I. Monoclonal antibody therapy. We have previously shown that nonviral gene transfer of a liver-specific FVIII plasmid produced persistent, supra-physiological/therapeutic levels of FVIII in immunodeficient mice using a hydrodynamics-based delivery method. However, robust FVIII-specific immune responses occurred in immunocompetent hemophilia A mice and eliminated functional FVIII two weeks following gene transfer. This murine model permitted us to evaluate effective immunosuppressive regimens in combination with nonviral gene therapy to achieve a long-term therapeutic effect. Our previous studies showed that compared to non-specific immunosuppressive agents including rapamycin (RAP), cyclosporine A (CSA), cyclophosphamide, and Mycophenylate mofetil (MMF), monoclonoal antibody (mAb) therapies were demonstrated to be safer and more effective to prevent antibody response in plasmid-treated animals. Effective regimens include a combination of CTLA4-Ig and anti-murine CD40 ligand mAb (MR1) or single agent anti- inducible costimulator (ICOS) or T cell depleting anti-CD3e antibody. Persistent expression of therapeutic levels of FVIII (50-150percent) was achieved, indicating the establishment of long term tolerance to FVIII. Among these, modulation regimen by anti-ICOS is closely associated with the early depletion of CD4+ T cells and production of regulatory T cells (Tregs) following treatment. We are in the process of studying the mechanisms of tolerance induction by different regimens.

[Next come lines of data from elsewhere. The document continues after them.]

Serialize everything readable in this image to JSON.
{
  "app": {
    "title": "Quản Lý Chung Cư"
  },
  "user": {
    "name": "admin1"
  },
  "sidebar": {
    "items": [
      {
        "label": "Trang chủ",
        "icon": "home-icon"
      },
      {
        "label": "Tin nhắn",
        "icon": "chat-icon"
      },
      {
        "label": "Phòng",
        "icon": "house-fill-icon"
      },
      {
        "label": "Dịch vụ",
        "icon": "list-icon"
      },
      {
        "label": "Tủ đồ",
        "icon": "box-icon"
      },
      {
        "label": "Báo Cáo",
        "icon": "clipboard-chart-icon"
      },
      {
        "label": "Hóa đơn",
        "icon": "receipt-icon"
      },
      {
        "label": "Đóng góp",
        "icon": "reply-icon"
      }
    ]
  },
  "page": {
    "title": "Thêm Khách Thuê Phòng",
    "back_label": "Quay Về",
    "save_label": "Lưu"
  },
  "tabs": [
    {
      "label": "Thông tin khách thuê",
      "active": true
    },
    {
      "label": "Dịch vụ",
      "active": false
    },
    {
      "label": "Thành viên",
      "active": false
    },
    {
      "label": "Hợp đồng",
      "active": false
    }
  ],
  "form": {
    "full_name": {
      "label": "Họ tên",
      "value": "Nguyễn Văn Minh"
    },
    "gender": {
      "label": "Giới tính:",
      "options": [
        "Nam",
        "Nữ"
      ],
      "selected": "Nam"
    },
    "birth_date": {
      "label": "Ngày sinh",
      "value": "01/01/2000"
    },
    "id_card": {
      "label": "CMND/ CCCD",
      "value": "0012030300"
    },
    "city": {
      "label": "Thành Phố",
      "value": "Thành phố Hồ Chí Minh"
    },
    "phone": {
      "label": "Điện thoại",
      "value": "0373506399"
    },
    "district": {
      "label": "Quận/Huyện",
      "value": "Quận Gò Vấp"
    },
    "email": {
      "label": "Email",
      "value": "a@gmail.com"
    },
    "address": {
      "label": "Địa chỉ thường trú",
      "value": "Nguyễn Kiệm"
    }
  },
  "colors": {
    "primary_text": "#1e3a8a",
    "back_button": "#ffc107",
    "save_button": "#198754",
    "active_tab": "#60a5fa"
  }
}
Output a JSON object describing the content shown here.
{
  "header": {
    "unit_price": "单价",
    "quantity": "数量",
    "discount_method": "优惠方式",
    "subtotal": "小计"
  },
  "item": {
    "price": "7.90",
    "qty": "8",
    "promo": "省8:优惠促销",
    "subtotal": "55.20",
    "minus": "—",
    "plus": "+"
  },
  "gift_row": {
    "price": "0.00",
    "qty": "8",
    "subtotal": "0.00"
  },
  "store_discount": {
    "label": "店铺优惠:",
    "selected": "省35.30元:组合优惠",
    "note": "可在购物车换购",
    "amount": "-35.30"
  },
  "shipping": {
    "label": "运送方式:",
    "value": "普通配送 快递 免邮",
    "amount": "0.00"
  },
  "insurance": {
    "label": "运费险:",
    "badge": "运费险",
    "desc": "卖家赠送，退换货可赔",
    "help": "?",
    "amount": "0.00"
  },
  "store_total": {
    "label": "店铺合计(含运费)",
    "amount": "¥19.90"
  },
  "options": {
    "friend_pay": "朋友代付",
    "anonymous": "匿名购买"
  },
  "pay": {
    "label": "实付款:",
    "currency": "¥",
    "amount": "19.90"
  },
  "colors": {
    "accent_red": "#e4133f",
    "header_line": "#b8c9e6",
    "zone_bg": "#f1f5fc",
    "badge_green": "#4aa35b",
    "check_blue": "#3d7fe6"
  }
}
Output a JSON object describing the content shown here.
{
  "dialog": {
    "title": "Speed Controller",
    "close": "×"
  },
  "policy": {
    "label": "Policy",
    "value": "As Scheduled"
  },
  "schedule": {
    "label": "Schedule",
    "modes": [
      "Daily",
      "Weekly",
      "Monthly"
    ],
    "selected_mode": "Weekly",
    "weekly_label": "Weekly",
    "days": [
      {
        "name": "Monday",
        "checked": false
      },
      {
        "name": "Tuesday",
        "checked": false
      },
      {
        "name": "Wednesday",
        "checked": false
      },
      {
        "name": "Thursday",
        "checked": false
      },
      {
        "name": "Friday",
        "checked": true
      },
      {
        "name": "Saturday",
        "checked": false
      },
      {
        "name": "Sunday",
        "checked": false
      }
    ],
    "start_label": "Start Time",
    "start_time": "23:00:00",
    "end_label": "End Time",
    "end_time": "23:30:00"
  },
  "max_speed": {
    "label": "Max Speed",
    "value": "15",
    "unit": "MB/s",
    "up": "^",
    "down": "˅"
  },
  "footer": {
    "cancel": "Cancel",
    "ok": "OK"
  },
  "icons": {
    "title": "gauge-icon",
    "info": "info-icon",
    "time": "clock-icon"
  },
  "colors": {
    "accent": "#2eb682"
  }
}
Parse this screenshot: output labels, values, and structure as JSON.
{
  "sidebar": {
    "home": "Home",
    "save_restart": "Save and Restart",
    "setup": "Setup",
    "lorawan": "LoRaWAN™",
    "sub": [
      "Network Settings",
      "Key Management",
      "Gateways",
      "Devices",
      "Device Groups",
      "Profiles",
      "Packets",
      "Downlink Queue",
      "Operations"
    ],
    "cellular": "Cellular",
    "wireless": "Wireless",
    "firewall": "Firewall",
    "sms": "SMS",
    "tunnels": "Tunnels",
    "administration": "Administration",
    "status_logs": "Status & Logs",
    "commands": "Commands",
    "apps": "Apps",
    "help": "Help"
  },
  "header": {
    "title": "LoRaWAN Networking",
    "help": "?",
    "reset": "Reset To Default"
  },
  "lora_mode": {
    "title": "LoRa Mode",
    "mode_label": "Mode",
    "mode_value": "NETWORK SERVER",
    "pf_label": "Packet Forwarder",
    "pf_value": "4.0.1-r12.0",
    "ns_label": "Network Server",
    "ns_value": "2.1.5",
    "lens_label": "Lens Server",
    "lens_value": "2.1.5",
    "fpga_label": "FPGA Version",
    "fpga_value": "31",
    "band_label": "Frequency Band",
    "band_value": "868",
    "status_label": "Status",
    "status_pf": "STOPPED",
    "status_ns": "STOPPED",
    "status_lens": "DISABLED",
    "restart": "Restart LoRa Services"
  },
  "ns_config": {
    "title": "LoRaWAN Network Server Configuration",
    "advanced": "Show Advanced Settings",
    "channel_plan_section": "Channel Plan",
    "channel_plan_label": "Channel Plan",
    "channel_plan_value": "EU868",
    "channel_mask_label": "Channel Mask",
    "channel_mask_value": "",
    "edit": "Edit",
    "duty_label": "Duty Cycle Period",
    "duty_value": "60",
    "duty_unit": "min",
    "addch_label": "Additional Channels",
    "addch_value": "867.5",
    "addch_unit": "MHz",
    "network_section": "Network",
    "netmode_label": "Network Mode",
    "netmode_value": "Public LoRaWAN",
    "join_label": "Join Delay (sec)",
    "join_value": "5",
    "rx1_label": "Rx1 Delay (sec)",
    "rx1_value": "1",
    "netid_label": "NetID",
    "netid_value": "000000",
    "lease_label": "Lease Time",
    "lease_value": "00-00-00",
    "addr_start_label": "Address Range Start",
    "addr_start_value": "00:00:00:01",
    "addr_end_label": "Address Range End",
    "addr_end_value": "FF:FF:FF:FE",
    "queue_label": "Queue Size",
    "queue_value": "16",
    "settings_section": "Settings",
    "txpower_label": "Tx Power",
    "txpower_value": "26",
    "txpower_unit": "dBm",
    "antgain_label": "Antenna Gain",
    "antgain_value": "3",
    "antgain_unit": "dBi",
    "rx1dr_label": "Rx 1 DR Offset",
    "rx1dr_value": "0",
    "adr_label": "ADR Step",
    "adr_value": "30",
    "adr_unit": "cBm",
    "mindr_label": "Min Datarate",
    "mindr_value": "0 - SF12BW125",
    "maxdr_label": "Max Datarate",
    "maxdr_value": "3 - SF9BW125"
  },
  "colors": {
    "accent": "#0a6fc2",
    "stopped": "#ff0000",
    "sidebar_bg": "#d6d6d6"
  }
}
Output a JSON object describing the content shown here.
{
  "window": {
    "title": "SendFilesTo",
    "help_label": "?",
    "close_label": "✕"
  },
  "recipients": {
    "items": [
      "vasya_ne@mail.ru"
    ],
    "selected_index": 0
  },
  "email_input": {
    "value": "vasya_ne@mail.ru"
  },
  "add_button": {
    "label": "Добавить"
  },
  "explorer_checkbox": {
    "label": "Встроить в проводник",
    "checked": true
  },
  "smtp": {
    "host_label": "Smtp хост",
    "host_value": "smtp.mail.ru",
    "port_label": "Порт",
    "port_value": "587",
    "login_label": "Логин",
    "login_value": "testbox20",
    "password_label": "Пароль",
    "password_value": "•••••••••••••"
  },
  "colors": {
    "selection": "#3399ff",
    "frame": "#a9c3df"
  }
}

II. Regulatory T cell therapy. It has recently been demonstrated that CD4+CD25+Foxp3+ regulatory T (Treg) cells play a critical role in the regulation and suppression of autoimmune and alloimmune responses. Our preliminary data showed that an adoptive transfer of transgenic CD4+Foxp3+ regulatory T (Treg) cells significantly reduced anti-FVIII antibody titers in FVIII plasmid-treated HemA mice. We are currently devising strategies to induce and expand FVIII-specific Tregs from FVIII-specific T responder cells and test if adoptive transfer of these cells will effectively prevent the formation of inhibitory antibodies in the recipient animals following plasmid challenge or repeated infusions of FVIII protein.

III. Combination of drug and cell immunotherapy. In order to modulate pre-existing anti-FVIII antibodies, we plan to further improve and/or combine drug and cell therapy. The goal is to eliminate pre-existing anti-FVIII antibodies and induce long-term tolerance to FVIII.

3. Lentiviral gene therapy for Wiskott-Aldrich Syndrome.

We have developed several lentiviral-WASp plasmids by incorporating either retroviral MND promoter or endogenous WASp promoter and several strong enhancer/LCR elements to restrict enhancer/promoter activity to appropriate cells. In addition, a defined insulator element was incorporated into these vectors to reduce the occurrence of promoter silencing and the risk of enhancer mediated mutagenesis events. The expression profile of pan-hematopoietic and lineage-specific vectors are being compared in human cell lines representative of the lymphoid (B, T, NK), megakaryocytic, myeloid, and erythroid lineages. Furthermore, vectors (with and without flanking insulators)-mediated WAS expression and rescue of WAS dependent function will be compared in transformed human T-cell lines and primary T cell populations.

Research Focus Area

Blood Disorders, Biochemical Genetics, Immunology